By Sandra Basu
WASHINGTON – As Congress considers legislation to require VA medical facilities to follow reportable infectious disease laws in the state or territory where they are located, VHA has issued a new mandate for that to be done immediately.
The VHA directive stops short of some of the proposed legislation, however, which calls for VAMCs to pay fines to states if they fail to comply with the reporting requirements.
In Congress, the call for legislation came after a Legionnaires’ Disease (LD) outbreak at the Pittsburgh VAMC, which resulted in five deaths and at least 16 other nonfatal cases in 2011-2012.
Currently, federal facilities do not have to follow the same rules as other public and private medical entities in reporting infectious diseases to state health officials. Lawmakers said the LD outbreak highlights the need for VA facilities to be held to the same standards.
“Based on investigations conducted by this subcommittee, as well as a hearing in February, it is clear that VA needs to be held to the same standard for infectious disease reporting as its healthcare counterparts in each state,” Rep. Mike Coffman (R-CO), chairman of the House Committee on Veterans’ Affairs Subcommittee on Oversight and Investigations, said at a hearing.
Coffman, sponsor of legislation addressing the issue in the House of Representatives, said during a subcommittee hearing that he found it “baffling” that the University of Pittsburgh Medical Center Hospital is required to report infectious diseases incidences to state health officials, while the nearby Pittsburgh VA Medical Center is not.

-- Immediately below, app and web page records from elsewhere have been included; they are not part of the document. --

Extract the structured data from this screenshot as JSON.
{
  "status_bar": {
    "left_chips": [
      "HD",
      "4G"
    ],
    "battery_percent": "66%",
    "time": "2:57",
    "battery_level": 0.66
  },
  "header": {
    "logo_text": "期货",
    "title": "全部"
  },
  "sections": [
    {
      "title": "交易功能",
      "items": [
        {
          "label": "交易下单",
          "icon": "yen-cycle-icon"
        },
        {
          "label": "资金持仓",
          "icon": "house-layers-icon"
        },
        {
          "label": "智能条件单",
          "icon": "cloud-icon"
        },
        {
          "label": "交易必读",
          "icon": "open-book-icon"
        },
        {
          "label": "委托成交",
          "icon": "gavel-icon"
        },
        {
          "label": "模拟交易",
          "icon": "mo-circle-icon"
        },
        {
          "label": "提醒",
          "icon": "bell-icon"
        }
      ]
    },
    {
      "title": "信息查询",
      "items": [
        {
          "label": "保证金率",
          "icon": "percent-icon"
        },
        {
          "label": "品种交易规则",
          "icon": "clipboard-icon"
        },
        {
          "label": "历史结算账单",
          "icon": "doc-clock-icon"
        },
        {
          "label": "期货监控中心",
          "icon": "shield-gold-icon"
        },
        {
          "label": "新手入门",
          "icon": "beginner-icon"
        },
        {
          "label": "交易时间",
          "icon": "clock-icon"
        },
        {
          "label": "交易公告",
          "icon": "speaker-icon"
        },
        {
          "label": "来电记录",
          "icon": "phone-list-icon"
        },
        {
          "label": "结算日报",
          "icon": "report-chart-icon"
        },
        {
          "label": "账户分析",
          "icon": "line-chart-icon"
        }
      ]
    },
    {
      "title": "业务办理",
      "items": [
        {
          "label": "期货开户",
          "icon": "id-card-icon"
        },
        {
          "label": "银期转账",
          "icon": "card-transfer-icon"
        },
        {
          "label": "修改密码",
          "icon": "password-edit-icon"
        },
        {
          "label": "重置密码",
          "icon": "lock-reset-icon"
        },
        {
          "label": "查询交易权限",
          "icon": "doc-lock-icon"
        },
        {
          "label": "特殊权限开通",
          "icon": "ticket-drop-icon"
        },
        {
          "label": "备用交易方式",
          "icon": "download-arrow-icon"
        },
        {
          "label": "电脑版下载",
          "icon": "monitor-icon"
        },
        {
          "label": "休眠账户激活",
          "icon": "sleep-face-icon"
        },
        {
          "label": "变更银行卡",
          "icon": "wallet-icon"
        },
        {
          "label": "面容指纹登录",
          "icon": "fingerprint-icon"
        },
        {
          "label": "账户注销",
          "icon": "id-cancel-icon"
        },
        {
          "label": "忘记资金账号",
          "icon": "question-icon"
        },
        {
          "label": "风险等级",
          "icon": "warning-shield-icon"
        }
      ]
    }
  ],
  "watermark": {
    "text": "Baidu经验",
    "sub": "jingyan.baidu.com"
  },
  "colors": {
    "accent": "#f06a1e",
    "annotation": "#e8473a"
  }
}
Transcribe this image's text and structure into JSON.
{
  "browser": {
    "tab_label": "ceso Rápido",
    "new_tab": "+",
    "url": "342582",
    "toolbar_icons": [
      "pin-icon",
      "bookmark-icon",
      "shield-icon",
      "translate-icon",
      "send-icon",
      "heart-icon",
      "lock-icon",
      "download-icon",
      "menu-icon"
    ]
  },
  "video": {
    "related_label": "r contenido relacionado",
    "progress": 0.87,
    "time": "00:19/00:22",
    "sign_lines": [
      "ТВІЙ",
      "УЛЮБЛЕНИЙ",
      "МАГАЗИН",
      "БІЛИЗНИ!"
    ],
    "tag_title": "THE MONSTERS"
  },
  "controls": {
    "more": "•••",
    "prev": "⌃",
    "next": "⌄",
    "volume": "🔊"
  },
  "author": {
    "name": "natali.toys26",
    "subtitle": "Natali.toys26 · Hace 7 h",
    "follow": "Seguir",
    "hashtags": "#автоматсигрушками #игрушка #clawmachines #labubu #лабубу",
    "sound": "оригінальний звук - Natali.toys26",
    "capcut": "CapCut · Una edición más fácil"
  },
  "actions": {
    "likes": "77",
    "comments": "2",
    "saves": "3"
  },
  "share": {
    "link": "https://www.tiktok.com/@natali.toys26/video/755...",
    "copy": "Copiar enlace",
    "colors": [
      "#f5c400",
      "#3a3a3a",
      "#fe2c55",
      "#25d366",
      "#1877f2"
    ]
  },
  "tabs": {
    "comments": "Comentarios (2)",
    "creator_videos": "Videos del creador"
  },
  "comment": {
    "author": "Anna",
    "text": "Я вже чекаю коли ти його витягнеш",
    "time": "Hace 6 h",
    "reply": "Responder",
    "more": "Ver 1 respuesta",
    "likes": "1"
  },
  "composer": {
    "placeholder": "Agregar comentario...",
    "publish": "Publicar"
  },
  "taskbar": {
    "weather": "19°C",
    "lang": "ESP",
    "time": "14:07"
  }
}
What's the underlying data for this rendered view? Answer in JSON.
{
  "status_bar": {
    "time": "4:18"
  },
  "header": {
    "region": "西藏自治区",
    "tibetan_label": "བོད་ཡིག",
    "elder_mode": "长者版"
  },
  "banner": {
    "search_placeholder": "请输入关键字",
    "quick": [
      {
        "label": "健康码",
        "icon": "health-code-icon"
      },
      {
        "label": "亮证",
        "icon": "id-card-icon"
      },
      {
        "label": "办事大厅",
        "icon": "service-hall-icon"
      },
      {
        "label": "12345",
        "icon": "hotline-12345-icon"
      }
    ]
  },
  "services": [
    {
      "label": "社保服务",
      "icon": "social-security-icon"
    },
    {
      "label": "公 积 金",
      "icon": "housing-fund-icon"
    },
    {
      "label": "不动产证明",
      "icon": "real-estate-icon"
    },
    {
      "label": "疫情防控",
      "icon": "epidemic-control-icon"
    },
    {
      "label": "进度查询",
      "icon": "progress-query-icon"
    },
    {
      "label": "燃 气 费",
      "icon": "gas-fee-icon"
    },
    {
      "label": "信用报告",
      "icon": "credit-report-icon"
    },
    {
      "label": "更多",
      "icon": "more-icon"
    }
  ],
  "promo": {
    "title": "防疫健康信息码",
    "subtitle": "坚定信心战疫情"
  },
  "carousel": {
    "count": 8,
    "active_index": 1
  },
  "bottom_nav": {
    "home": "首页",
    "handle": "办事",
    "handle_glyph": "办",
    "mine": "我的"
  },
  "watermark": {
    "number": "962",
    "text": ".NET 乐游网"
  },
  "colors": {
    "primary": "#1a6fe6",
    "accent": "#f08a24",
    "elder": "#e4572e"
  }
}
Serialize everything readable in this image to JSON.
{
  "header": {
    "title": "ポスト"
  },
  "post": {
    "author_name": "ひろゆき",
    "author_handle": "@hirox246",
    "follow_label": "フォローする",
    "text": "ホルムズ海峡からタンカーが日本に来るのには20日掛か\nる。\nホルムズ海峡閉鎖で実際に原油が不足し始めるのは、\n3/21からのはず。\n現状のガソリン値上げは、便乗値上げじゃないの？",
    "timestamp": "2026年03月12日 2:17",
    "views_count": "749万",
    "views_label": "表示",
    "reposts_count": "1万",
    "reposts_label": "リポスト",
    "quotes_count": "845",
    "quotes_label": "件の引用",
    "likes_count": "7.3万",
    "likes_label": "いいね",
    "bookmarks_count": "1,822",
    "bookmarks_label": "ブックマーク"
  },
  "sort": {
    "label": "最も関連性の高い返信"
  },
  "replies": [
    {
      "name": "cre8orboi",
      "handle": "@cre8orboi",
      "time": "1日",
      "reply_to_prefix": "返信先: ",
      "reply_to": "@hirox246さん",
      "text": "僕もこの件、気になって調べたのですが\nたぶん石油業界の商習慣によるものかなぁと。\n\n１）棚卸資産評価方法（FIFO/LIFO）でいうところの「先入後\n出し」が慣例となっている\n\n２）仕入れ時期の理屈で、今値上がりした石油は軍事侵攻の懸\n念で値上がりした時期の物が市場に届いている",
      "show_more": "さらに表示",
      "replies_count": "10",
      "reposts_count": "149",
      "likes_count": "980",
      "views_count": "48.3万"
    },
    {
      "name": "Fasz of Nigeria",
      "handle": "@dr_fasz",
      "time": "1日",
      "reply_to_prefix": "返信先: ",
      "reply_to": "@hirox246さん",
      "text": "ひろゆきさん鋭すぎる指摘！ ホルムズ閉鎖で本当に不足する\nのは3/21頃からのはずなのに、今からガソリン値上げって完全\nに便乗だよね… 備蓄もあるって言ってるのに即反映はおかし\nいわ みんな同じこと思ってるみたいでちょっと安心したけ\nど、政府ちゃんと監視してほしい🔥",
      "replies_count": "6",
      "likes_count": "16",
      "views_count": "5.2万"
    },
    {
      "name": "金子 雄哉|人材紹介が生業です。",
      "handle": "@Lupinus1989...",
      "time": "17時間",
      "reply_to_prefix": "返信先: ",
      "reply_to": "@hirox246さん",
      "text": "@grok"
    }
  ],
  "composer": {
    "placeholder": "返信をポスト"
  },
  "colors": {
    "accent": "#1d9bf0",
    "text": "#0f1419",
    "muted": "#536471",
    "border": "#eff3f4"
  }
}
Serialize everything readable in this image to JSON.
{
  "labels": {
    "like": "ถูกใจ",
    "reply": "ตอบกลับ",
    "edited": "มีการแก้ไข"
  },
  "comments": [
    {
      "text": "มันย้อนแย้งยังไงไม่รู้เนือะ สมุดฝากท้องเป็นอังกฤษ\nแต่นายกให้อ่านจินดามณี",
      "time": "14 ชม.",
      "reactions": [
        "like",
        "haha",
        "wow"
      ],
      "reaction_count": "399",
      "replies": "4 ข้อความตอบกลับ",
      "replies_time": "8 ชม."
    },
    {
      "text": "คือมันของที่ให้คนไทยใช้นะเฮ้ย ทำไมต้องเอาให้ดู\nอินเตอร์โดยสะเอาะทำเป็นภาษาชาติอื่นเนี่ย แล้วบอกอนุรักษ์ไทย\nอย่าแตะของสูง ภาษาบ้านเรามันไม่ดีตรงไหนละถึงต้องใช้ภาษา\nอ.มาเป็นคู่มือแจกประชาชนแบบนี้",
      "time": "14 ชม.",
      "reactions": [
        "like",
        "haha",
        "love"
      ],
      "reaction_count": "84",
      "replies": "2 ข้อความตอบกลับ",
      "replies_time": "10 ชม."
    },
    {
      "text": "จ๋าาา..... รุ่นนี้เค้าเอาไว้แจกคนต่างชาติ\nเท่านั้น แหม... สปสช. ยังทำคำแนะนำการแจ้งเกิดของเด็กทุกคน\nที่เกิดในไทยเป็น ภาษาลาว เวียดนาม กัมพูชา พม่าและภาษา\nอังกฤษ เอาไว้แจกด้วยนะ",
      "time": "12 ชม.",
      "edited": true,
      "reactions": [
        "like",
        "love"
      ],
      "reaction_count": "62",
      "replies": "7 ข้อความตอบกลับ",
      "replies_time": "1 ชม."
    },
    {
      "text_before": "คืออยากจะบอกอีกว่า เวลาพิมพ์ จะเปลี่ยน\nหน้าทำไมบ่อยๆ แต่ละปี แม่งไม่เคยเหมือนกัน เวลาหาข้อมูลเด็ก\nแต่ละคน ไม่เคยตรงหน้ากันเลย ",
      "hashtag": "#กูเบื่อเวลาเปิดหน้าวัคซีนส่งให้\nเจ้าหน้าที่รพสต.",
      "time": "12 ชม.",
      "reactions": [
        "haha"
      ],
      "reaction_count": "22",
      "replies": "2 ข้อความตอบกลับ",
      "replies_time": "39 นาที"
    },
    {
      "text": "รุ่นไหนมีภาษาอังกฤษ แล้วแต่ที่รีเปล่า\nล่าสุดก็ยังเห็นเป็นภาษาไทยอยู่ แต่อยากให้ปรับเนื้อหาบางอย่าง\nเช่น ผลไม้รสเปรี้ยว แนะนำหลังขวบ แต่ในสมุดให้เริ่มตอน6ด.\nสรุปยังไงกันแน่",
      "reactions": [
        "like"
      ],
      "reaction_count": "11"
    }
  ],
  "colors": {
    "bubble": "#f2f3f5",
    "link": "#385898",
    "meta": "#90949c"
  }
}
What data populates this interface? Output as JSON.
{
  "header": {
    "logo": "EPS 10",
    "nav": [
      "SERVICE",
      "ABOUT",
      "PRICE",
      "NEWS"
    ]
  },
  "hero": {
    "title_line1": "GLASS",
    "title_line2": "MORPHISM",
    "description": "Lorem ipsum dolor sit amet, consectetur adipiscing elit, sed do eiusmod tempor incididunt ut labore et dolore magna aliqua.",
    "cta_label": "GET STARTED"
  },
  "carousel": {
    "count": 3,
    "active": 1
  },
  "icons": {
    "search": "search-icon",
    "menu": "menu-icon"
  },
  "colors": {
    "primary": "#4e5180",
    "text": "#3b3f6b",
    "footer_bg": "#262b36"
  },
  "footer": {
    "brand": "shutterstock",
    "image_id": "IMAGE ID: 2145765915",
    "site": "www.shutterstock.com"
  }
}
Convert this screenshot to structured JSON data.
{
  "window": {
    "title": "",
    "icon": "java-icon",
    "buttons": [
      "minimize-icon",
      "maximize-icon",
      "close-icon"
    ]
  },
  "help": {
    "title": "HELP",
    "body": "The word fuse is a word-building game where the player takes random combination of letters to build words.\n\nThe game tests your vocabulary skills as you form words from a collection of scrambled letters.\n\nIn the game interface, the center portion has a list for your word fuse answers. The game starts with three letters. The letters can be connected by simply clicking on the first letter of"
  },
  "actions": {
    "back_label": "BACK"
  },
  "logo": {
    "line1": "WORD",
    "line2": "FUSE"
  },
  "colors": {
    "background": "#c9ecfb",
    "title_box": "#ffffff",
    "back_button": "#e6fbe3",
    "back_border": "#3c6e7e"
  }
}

Specifically, Coffman’s bill would require VA to report each case of a reportable infectious disease that occurs at a VA medical facility in accordance with the laws of the state in which the facility is located. Data reported to the state would then be reported to the Centers for Disease Control and Prevention in Atlanta and used to monitor public health.
The bill also states that if the VA secretary fails to report a case of a reportable infectious disease to state authorities that VA would have to pay a fine to the state in the same way that a medical facility “not owned by the federal government that is located in the same state would pay as a penalty to such state for such failure.”
Introducing similar legislation in the Senate was Sen. Bob Casey (D-PA). His bill would require VISN directors to report a confirmed case of a notifiable infectious disease within 24 hours to a number of entities. The VA also would be required to notify the infected patient, next of kin and the patient’s primary care provider within 24 hours.
“During this outbreak of Legionnaires’ Disease in Pittsburgh, appropriate entities were not adequately informed,” Casey said in a written statement. “Changes are needed to ensure there is better notification in the future and that steps are being taken to ensure our veterans have access to high quality health care.”
A mandatory approach of requiring VA facilities to report infectious disease to state health authorities was favored by several outside groups.
During a hearing on the House bill, Timothy F. James, MD, president of the Council of State and Territorial Epidemiologists, testified that a change in law is needed because of “other examples of suboptimal coordination of disease reporting with VA institutions.”
“CSTE experts have reviewed many scenarios, including the Pennsylvania VA Legionnaires outbreak, and believe that if VA facilities comply with jurisdictional reporting laws, many facility-based outbreaks will be detected, investigated, and stopped earlier than they may be otherwise,” he said in written testimony.
Nick McCormick, legislative associate for the Iraq and Afghanistan Veterans of America, told lawmakers that his organization supports the bill and further suggested that the number of infected at the Pittsburgh VAMC could potentially have been far lower had the law been in effect at the time of the outbreak.
“Indeed, the CDC’s after-action report on this incident indicated that poor communication and procedural missteps in the VA Pittsburgh system were just as much to blame for the outbreak as the Legionella bacteria itself,” he said.
VHA Principal Deputy Under Secretary Robert L. Jesse, MD, told lawmakers that VA “absolutely supports that its facilities report infectious diseases to external health authorities in a manner comparable to reporting done” by other, non-federal facilities.”
Jesse further explained in written testimony, however, that VA would prefer a voluntary approach to reporting health data and believes that “more standardization and consistency in its practices” can be achieved without “new mandates in legislation.” If Congress moves forward with a mandatory approach, VA officials said they opposed requiring their medical facilities to pay a fine for failure to report in accordance with state law.
Although VA has said VHA facilities have already been encouraged to participate in their individual states’ reporting processes, days after the hearing a directive was released, establishing “a requirement for VHA health care facilities to report on the designated reportable diseases according to the laws, regulations, and policies of states and territories and to follow VHA Handbook 1605.1 and other applicable laws on release of information.”
The directive pointed out that “VHA’s policy on reporting of reportable diseases to local and/or State public health authorities has been limited.”
Now, the directive said that “it is VHA policy that VHA health care facilities will report diseases designated as reportable to the local, district, State, or territorial entities legally authorized to receive such reports.”